Available data section start

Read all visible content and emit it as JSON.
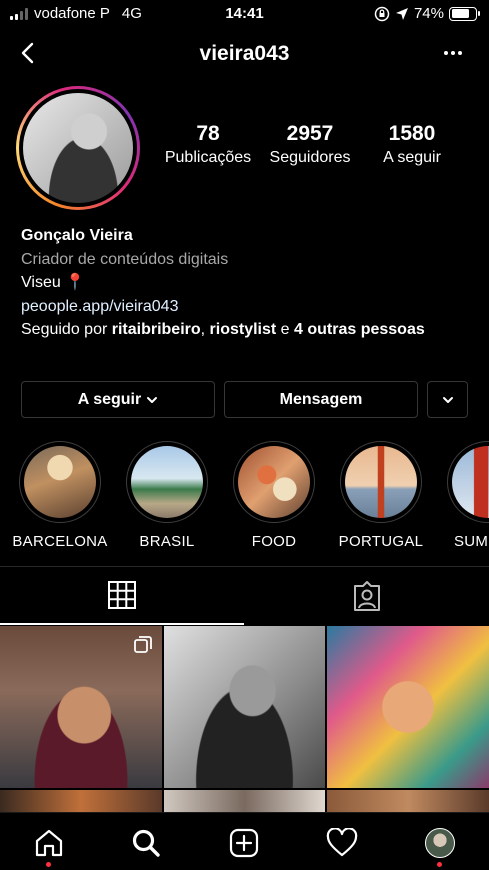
{
  "status_bar": {
    "carrier": "vodafone P",
    "network": "4G",
    "time": "14:41",
    "battery": "74%",
    "battery_level": 0.74
  },
  "header": {
    "username": "vieira043",
    "back_icon": "chevron-left-icon",
    "more_icon": "more-horizontal-icon"
  },
  "stats": {
    "posts": {
      "value": "78",
      "label": "Publicações"
    },
    "followers": {
      "value": "2957",
      "label": "Seguidores"
    },
    "following": {
      "value": "1580",
      "label": "A seguir"
    }
  },
  "bio": {
    "name": "Gonçalo Vieira",
    "category": "Criador de conteúdos digitais",
    "location": "Viseu",
    "location_emoji": "📍",
    "link": "peoople.app/vieira043",
    "followed_by_prefix": "Seguido por ",
    "followed_by_user1": "ritaibribeiro",
    "followed_by_sep": ", ",
    "followed_by_user2": "riostylist",
    "followed_by_conj": " e ",
    "followed_by_others": "4 outras pessoas"
  },
  "actions": {
    "follow_label": "A seguir",
    "message_label": "Mensagem"
  },
  "highlights": [
    {
      "label": "BARCELONA",
      "color": "#b07a50"
    },
    {
      "label": "BRASIL",
      "color": "#4a8a6a"
    },
    {
      "label": "FOOD",
      "color": "#c86a40"
    },
    {
      "label": "PORTUGAL",
      "color": "#d88a5a"
    },
    {
      "label": "SUM",
      "color": "#c04030"
    }
  ],
  "tabs": {
    "grid_icon": "grid-icon",
    "tagged_icon": "tagged-user-icon"
  },
  "bottom_nav": {
    "home_icon": "home-icon",
    "search_icon": "search-icon",
    "add_icon": "add-post-icon",
    "activity_icon": "heart-icon",
    "profile_icon": "profile-avatar"
  }
}
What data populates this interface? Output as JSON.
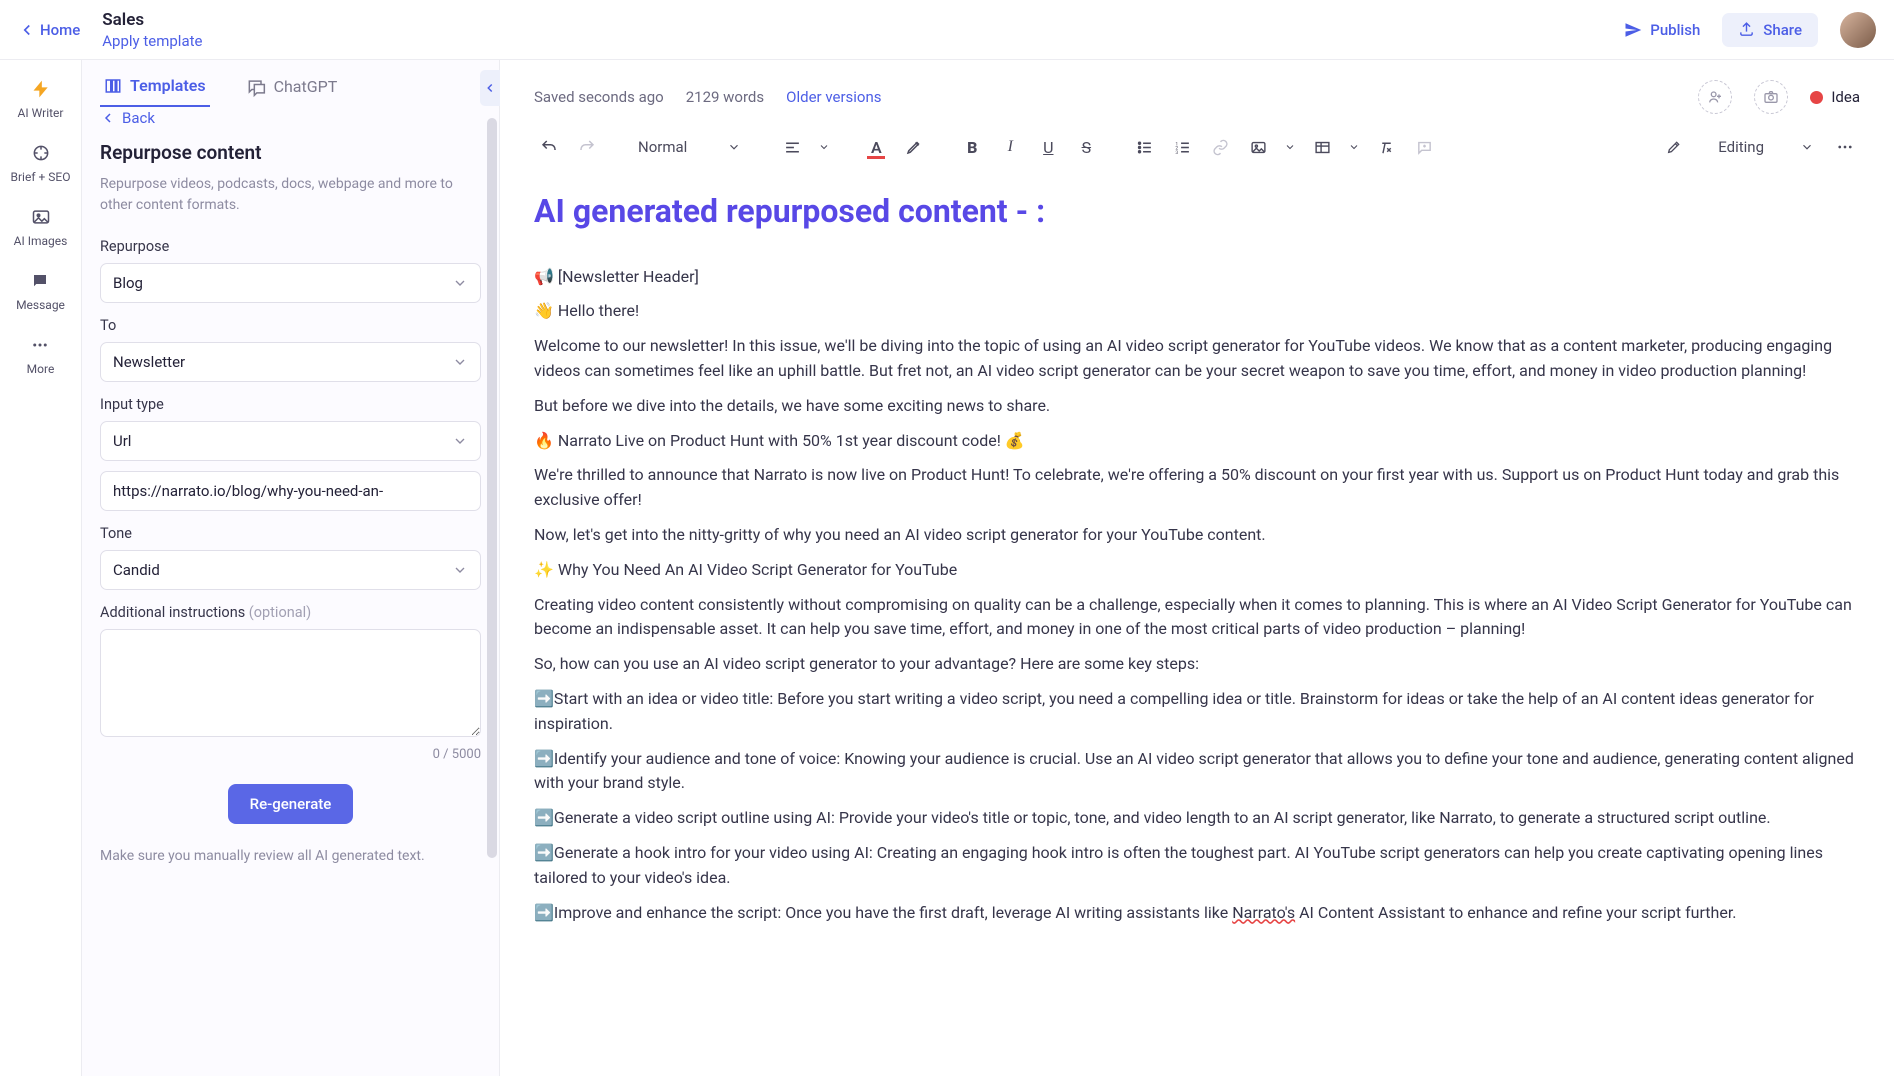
{
  "header": {
    "home": "Home",
    "title": "Sales",
    "apply_template": "Apply template",
    "publish": "Publish",
    "share": "Share"
  },
  "vnav": {
    "ai_writer": "AI Writer",
    "brief_seo": "Brief + SEO",
    "ai_images": "AI Images",
    "message": "Message",
    "more": "More"
  },
  "sidebar": {
    "tabs": {
      "templates": "Templates",
      "chatgpt": "ChatGPT"
    },
    "back": "Back",
    "panel_title": "Repurpose content",
    "panel_desc": "Repurpose videos, podcasts, docs, webpage and more to other content formats.",
    "labels": {
      "repurpose": "Repurpose",
      "to": "To",
      "input_type": "Input type",
      "tone": "Tone",
      "additional": "Additional instructions",
      "optional": "(optional)"
    },
    "values": {
      "repurpose": "Blog",
      "to": "Newsletter",
      "input_type": "Url",
      "url": "https://narrato.io/blog/why-you-need-an-",
      "tone": "Candid",
      "additional": ""
    },
    "counter": "0 / 5000",
    "regenerate": "Re-generate",
    "review_note": "Make sure you manually review all AI generated text."
  },
  "editor_top": {
    "saved": "Saved seconds ago",
    "word_count": "2129 words",
    "older_versions": "Older versions",
    "status": "Idea"
  },
  "toolbar": {
    "block_type": "Normal",
    "mode": "Editing"
  },
  "content": {
    "title": "AI generated repurposed content - :",
    "p1": "📢 [Newsletter Header]",
    "p2": "👋 Hello there!",
    "p3": "Welcome to our newsletter! In this issue, we'll be diving into the topic of using an AI video script generator for YouTube videos. We know that as a content marketer, producing engaging videos can sometimes feel like an uphill battle. But fret not, an AI video script generator can be your secret weapon to save you time, effort, and money in video production planning!",
    "p4": "But before we dive into the details, we have some exciting news to share.",
    "p5": "🔥 Narrato Live on Product Hunt with 50% 1st year discount code! 💰",
    "p6": "We're thrilled to announce that Narrato is now live on Product Hunt! To celebrate, we're offering a 50% discount on your first year with us. Support us on Product Hunt today and grab this exclusive offer!",
    "p7": "Now, let's get into the nitty-gritty of why you need an AI video script generator for your YouTube content.",
    "p8": "✨ Why You Need An AI Video Script Generator for YouTube",
    "p9": "Creating video content consistently without compromising on quality can be a challenge, especially when it comes to planning. This is where an AI Video Script Generator for YouTube can become an indispensable asset. It can help you save time, effort, and money in one of the most critical parts of video production – planning!",
    "p10": "So, how can you use an AI video script generator to your advantage? Here are some key steps:",
    "p11": "➡️Start with an idea or video title: Before you start writing a video script, you need a compelling idea or title. Brainstorm for ideas or take the help of an AI content ideas generator for inspiration.",
    "p12": "➡️Identify your audience and tone of voice: Knowing your audience is crucial. Use an AI video script generator that allows you to define your tone and audience, generating content aligned with your brand style.",
    "p13": "➡️Generate a video script outline using AI: Provide your video's title or topic, tone, and video length to an AI script generator, like Narrato, to generate a structured script outline.",
    "p14": "➡️Generate a hook intro for your video using AI: Creating an engaging hook intro is often the toughest part. AI YouTube script generators can help you create captivating opening lines tailored to your video's idea.",
    "p15a": "➡️Improve and enhance the script: Once you have the first draft, leverage AI writing assistants like ",
    "p15b": "Narrato's",
    "p15c": " AI Content Assistant to enhance and refine your script further."
  }
}
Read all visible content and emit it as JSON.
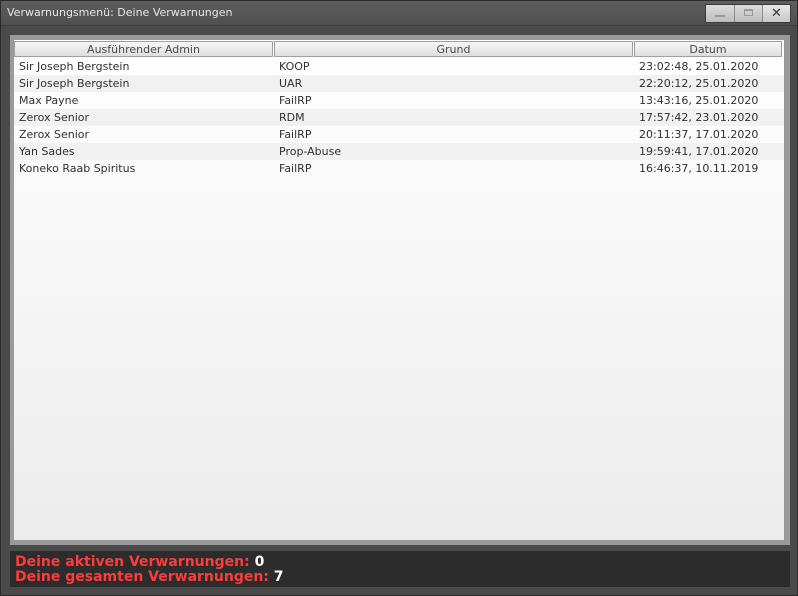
{
  "window": {
    "title": "Verwarnungsmenü: Deine Verwarnungen",
    "buttons": {
      "minimize_icon": "minimize-icon",
      "maximize_icon": "maximize-icon",
      "close_icon": "close-icon",
      "close_glyph": "✕"
    }
  },
  "table": {
    "columns": [
      "Ausführender Admin",
      "Grund",
      "Datum"
    ],
    "rows": [
      {
        "admin": "Sir Joseph Bergstein",
        "reason": "KOOP",
        "date": "23:02:48, 25.01.2020"
      },
      {
        "admin": "Sir Joseph Bergstein",
        "reason": "UAR",
        "date": "22:20:12, 25.01.2020"
      },
      {
        "admin": "Max Payne",
        "reason": "FailRP",
        "date": "13:43:16, 25.01.2020"
      },
      {
        "admin": "Zerox Senior",
        "reason": "RDM",
        "date": "17:57:42, 23.01.2020"
      },
      {
        "admin": "Zerox Senior",
        "reason": "FailRP",
        "date": "20:11:37, 17.01.2020"
      },
      {
        "admin": "Yan Sades",
        "reason": "Prop-Abuse",
        "date": "19:59:41, 17.01.2020"
      },
      {
        "admin": "Koneko Raab Spiritus",
        "reason": "FailRP",
        "date": "16:46:37, 10.11.2019"
      }
    ]
  },
  "status": {
    "active_label": "Deine aktiven Verwarnungen:",
    "active_value": "0",
    "total_label": "Deine gesamten Verwarnungen:",
    "total_value": "7"
  },
  "colors": {
    "status_label": "#ff3b3b",
    "status_value": "#ffffff"
  }
}
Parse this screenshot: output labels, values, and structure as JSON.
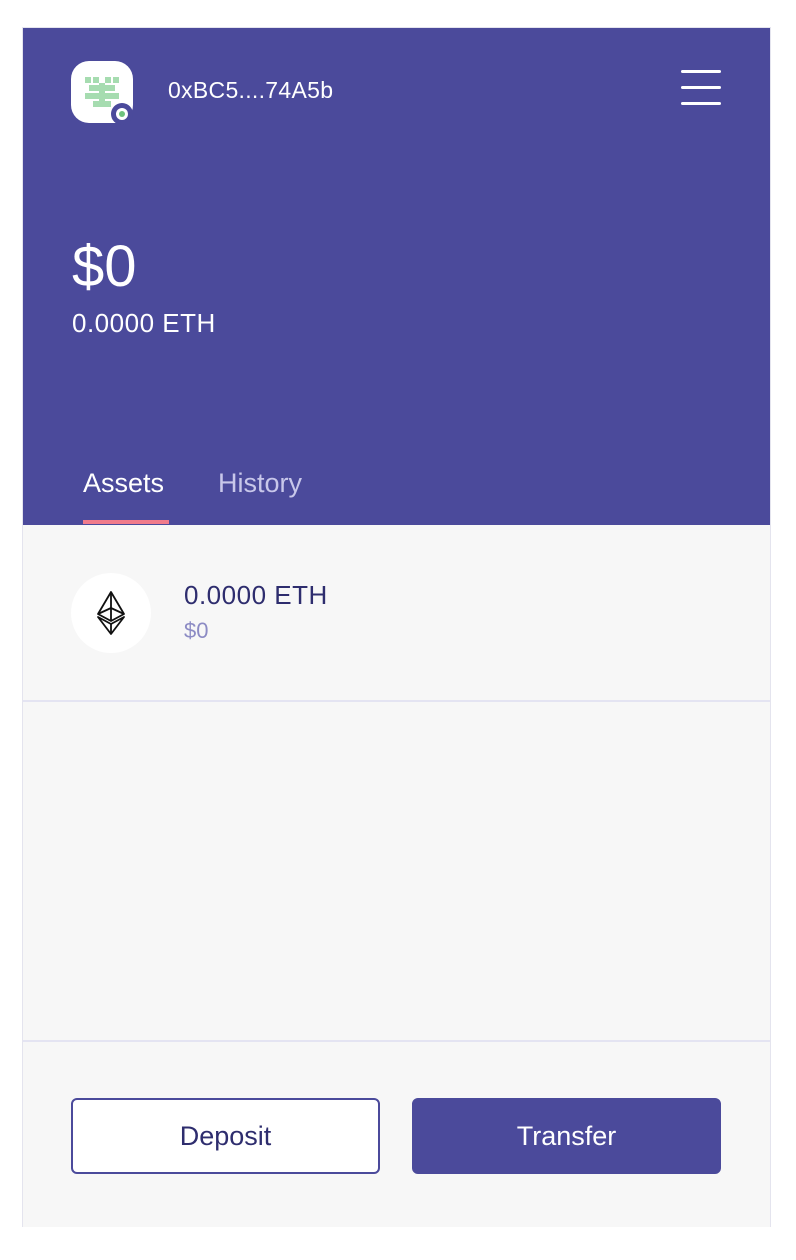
{
  "header": {
    "address": "0xBC5....74A5b",
    "avatar_icon": "identicon-avatar-icon",
    "status": "connected",
    "menu_icon": "hamburger-menu-icon",
    "background_color": "#4b4a9b"
  },
  "balance": {
    "usd": "$0",
    "eth": "0.0000 ETH"
  },
  "tabs": [
    {
      "label": "Assets",
      "active": true
    },
    {
      "label": "History",
      "active": false
    }
  ],
  "assets": [
    {
      "icon": "ethereum-icon",
      "amount": "0.0000 ETH",
      "value": "$0"
    }
  ],
  "actions": {
    "deposit_label": "Deposit",
    "transfer_label": "Transfer"
  },
  "colors": {
    "primary": "#4b4a9b",
    "tab_indicator": "#f07b8b",
    "avatar_pattern": "#a6dcb0",
    "status_dot": "#6fc27d"
  }
}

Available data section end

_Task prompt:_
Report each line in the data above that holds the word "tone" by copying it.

_Solution for this task:_
      "tone": "Tone",
      "tone": "Candid",
    "p12": "➡️Identify your audience and tone of voice: Knowing your audience is crucial. Use an AI video script generator that allows you to define your tone and audience, generating content aligned with your brand style.",
    "p13": "➡️Generate a video script outline using AI: Provide your video's title or topic, tone, and video length to an AI script generator, like Narrato, to generate a structured script outline.",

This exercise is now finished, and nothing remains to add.